▸ PROBLEM TO SOLVE: Run through the data and copy out every line that mentions the word "pause".

Items from an interface collection
------------------------------

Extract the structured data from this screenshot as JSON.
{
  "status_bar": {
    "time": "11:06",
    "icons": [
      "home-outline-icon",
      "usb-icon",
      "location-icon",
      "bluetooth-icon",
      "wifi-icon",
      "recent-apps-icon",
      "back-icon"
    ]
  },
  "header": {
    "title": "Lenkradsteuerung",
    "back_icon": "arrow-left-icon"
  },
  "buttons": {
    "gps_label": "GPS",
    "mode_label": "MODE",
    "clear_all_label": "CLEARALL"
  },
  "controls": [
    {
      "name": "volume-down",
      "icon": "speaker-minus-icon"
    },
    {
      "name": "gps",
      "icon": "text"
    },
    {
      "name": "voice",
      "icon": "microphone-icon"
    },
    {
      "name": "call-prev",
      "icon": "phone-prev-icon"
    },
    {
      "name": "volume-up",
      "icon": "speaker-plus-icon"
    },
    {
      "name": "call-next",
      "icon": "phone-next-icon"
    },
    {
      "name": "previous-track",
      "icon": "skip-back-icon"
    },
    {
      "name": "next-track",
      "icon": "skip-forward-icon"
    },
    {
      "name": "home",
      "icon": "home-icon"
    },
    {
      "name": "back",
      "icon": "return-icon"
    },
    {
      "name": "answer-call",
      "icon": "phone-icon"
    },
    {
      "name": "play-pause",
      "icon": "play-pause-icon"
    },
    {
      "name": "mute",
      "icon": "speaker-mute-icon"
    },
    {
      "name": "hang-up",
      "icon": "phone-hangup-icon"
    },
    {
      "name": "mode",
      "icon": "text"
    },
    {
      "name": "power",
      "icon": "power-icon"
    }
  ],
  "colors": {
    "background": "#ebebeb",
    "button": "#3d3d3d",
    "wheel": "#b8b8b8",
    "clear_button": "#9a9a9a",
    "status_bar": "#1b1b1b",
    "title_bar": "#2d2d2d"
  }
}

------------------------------

▸ RESPONSE BELOW:
      "name": "play-pause",
      "icon": "play-pause-icon"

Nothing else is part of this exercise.